(Provided records begins)

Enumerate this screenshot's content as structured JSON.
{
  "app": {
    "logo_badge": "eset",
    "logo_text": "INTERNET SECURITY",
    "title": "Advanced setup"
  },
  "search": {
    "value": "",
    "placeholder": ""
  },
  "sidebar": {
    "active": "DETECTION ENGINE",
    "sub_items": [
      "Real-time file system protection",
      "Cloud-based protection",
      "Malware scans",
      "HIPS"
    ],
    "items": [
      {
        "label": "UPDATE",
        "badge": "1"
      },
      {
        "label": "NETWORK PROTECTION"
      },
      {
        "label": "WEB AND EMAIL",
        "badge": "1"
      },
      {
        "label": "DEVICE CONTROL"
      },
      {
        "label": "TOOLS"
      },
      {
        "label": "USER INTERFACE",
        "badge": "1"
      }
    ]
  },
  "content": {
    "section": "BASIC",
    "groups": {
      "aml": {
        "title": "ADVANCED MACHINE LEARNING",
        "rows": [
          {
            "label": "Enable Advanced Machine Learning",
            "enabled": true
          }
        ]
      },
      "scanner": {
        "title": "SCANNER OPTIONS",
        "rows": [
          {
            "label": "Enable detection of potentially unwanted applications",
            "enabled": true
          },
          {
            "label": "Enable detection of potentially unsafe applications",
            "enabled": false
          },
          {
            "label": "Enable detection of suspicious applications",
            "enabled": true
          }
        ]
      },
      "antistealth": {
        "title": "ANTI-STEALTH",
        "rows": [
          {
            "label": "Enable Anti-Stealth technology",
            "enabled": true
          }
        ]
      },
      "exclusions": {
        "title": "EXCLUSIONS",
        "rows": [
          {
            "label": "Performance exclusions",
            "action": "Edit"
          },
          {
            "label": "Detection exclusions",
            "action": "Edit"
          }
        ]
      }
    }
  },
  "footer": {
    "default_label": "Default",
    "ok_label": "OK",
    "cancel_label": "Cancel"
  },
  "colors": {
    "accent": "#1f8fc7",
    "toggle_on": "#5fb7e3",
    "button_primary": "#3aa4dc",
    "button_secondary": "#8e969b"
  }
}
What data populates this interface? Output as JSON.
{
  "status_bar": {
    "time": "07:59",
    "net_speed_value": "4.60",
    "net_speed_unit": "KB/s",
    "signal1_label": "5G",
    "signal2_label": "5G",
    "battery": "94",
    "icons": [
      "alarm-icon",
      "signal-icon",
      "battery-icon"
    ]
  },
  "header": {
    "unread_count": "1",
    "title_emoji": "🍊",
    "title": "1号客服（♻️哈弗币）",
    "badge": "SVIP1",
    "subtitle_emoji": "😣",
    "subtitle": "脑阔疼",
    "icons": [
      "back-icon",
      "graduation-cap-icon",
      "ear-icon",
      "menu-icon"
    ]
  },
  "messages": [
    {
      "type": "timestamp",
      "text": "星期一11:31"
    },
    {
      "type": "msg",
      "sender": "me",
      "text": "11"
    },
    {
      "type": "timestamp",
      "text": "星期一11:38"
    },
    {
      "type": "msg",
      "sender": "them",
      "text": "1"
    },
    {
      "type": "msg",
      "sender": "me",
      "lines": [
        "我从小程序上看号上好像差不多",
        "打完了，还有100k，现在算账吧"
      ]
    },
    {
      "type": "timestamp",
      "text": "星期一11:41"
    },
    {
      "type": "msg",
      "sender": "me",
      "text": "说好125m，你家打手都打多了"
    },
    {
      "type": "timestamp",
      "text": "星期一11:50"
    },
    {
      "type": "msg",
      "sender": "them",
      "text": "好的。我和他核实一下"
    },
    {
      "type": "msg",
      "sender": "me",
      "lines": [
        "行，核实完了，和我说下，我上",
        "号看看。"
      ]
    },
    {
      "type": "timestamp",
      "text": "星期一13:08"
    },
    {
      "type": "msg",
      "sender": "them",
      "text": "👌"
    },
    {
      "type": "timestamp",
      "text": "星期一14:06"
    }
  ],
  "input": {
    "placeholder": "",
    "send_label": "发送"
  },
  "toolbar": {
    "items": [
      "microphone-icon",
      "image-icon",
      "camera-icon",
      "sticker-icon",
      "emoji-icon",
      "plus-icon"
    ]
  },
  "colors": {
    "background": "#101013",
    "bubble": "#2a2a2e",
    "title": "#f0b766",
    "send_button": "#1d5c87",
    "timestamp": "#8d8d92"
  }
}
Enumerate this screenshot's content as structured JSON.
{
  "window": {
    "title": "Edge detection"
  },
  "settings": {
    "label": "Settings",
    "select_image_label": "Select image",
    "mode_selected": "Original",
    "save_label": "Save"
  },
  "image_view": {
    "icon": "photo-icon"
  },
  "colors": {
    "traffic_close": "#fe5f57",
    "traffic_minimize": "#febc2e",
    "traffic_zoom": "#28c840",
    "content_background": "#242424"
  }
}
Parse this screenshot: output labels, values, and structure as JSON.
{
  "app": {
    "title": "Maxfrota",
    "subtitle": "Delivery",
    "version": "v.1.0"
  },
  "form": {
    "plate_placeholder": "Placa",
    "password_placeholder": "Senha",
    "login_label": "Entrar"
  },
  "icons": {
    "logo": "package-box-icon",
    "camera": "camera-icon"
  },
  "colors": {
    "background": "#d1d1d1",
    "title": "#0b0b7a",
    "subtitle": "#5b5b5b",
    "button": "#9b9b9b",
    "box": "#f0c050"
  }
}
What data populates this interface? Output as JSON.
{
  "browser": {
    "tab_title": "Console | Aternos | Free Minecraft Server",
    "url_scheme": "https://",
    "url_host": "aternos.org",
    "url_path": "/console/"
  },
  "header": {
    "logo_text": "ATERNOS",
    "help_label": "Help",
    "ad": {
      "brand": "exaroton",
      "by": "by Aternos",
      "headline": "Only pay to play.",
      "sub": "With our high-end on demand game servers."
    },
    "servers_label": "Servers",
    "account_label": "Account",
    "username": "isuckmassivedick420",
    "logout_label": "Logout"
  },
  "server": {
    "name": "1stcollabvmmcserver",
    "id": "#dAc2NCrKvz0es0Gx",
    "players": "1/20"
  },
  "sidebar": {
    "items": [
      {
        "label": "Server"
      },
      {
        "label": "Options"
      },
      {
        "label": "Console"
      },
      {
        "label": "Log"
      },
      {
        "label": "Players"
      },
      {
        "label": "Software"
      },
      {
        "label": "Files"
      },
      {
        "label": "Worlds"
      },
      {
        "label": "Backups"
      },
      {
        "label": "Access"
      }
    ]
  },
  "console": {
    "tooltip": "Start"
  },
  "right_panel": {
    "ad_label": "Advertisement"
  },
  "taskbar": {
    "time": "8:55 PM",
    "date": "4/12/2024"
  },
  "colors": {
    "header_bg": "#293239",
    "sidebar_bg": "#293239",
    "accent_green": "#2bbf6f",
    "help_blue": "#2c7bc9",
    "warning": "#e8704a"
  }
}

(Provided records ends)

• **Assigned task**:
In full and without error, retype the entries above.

• **Answer section**:
Enumerate this screenshot's content as structured JSON.
{
  "app": {
    "logo_badge": "eset",
    "logo_text": "INTERNET SECURITY",
    "title": "Advanced setup"
  },
  "search": {
    "value": "",
    "placeholder": ""
  },
  "sidebar": {
    "active": "DETECTION ENGINE",
    "sub_items": [
      "Real-time file system protection",
      "Cloud-based protection",
      "Malware scans",
      "HIPS"
    ],
    "items": [
      {
        "label": "UPDATE",
        "badge": "1"
      },
      {
        "label": "NETWORK PROTECTION"
      },
      {
        "label": "WEB AND EMAIL",
        "badge": "1"
      },
      {
        "label": "DEVICE CONTROL"
      },
      {
        "label": "TOOLS"
      },
      {
        "label": "USER INTERFACE",
        "badge": "1"
      }
    ]
  },
  "content": {
    "section": "BASIC",
    "groups": {
      "aml": {
        "title": "ADVANCED MACHINE LEARNING",
        "rows": [
          {
            "label": "Enable Advanced Machine Learning",
            "enabled": true
          }
        ]
      },
      "scanner": {
        "title": "SCANNER OPTIONS",
        "rows": [
          {
            "label": "Enable detection of potentially unwanted applications",
            "enabled": true
          },
          {
            "label": "Enable detection of potentially unsafe applications",
            "enabled": false
          },
          {
            "label": "Enable detection of suspicious applications",
            "enabled": true
          }
        ]
      },
      "antistealth": {
        "title": "ANTI-STEALTH",
        "rows": [
          {
            "label": "Enable Anti-Stealth technology",
            "enabled": true
          }
        ]
      },
      "exclusions": {
        "title": "EXCLUSIONS",
        "rows": [
          {
            "label": "Performance exclusions",
            "action": "Edit"
          },
          {
            "label": "Detection exclusions",
            "action": "Edit"
          }
        ]
      }
    }
  },
  "footer": {
    "default_label": "Default",
    "ok_label": "OK",
    "cancel_label": "Cancel"
  },
  "colors": {
    "accent": "#1f8fc7",
    "toggle_on": "#5fb7e3",
    "button_primary": "#3aa4dc",
    "button_secondary": "#8e969b"
  }
}
What data populates this interface? Output as JSON.
{
  "status_bar": {
    "time": "07:59",
    "net_speed_value": "4.60",
    "net_speed_unit": "KB/s",
    "signal1_label": "5G",
    "signal2_label": "5G",
    "battery": "94",
    "icons": [
      "alarm-icon",
      "signal-icon",
      "battery-icon"
    ]
  },
  "header": {
    "unread_count": "1",
    "title_emoji": "🍊",
    "title": "1号客服（♻️哈弗币）",
    "badge": "SVIP1",
    "subtitle_emoji": "😣",
    "subtitle": "脑阔疼",
    "icons": [
      "back-icon",
      "graduation-cap-icon",
      "ear-icon",
      "menu-icon"
    ]
  },
  "messages": [
    {
      "type": "timestamp",
      "text": "星期一11:31"
    },
    {
      "type": "msg",
      "sender": "me",
      "text": "11"
    },
    {
      "type": "timestamp",
      "text": "星期一11:38"
    },
    {
      "type": "msg",
      "sender": "them",
      "text": "1"
    },
    {
      "type": "msg",
      "sender": "me",
      "lines": [
        "我从小程序上看号上好像差不多",
        "打完了，还有100k，现在算账吧"
      ]
    },
    {
      "type": "timestamp",
      "text": "星期一11:41"
    },
    {
      "type": "msg",
      "sender": "me",
      "text": "说好125m，你家打手都打多了"
    },
    {
      "type": "timestamp",
      "text": "星期一11:50"
    },
    {
      "type": "msg",
      "sender": "them",
      "text": "好的。我和他核实一下"
    },
    {
      "type": "msg",
      "sender": "me",
      "lines": [
        "行，核实完了，和我说下，我上",
        "号看看。"
      ]
    },
    {
      "type": "timestamp",
      "text": "星期一13:08"
    },
    {
      "type": "msg",
      "sender": "them",
      "text": "👌"
    },
    {
      "type": "timestamp",
      "text": "星期一14:06"
    }
  ],
  "input": {
    "placeholder": "",
    "send_label": "发送"
  },
  "toolbar": {
    "items": [
      "microphone-icon",
      "image-icon",
      "camera-icon",
      "sticker-icon",
      "emoji-icon",
      "plus-icon"
    ]
  },
  "colors": {
    "background": "#101013",
    "bubble": "#2a2a2e",
    "title": "#f0b766",
    "send_button": "#1d5c87",
    "timestamp": "#8d8d92"
  }
}
Enumerate this screenshot's content as structured JSON.
{
  "window": {
    "title": "Edge detection"
  },
  "settings": {
    "label": "Settings",
    "select_image_label": "Select image",
    "mode_selected": "Original",
    "save_label": "Save"
  },
  "image_view": {
    "icon": "photo-icon"
  },
  "colors": {
    "traffic_close": "#fe5f57",
    "traffic_minimize": "#febc2e",
    "traffic_zoom": "#28c840",
    "content_background": "#242424"
  }
}
Parse this screenshot: output labels, values, and structure as JSON.
{
  "app": {
    "title": "Maxfrota",
    "subtitle": "Delivery",
    "version": "v.1.0"
  },
  "form": {
    "plate_placeholder": "Placa",
    "password_placeholder": "Senha",
    "login_label": "Entrar"
  },
  "icons": {
    "logo": "package-box-icon",
    "camera": "camera-icon"
  },
  "colors": {
    "background": "#d1d1d1",
    "title": "#0b0b7a",
    "subtitle": "#5b5b5b",
    "button": "#9b9b9b",
    "box": "#f0c050"
  }
}
What data populates this interface? Output as JSON.
{
  "browser": {
    "tab_title": "Console | Aternos | Free Minecraft Server",
    "url_scheme": "https://",
    "url_host": "aternos.org",
    "url_path": "/console/"
  },
  "header": {
    "logo_text": "ATERNOS",
    "help_label": "Help",
    "ad": {
      "brand": "exaroton",
      "by": "by Aternos",
      "headline": "Only pay to play.",
      "sub": "With our high-end on demand game servers."
    },
    "servers_label": "Servers",
    "account_label": "Account",
    "username": "isuckmassivedick420",
    "logout_label": "Logout"
  },
  "server": {
    "name": "1stcollabvmmcserver",
    "id": "#dAc2NCrKvz0es0Gx",
    "players": "1/20"
  },
  "sidebar": {
    "items": [
      {
        "label": "Server"
      },
      {
        "label": "Options"
      },
      {
        "label": "Console"
      },
      {
        "label": "Log"
      },
      {
        "label": "Players"
      },
      {
        "label": "Software"
      },
      {
        "label": "Files"
      },
      {
        "label": "Worlds"
      },
      {
        "label": "Backups"
      },
      {
        "label": "Access"
      }
    ]
  },
  "console": {
    "tooltip": "Start"
  },
  "right_panel": {
    "ad_label": "Advertisement"
  },
  "taskbar": {
    "time": "8:55 PM",
    "date": "4/12/2024"
  },
  "colors": {
    "header_bg": "#293239",
    "sidebar_bg": "#293239",
    "accent_green": "#2bbf6f",
    "help_blue": "#2c7bc9",
    "warning": "#e8704a"
  }
}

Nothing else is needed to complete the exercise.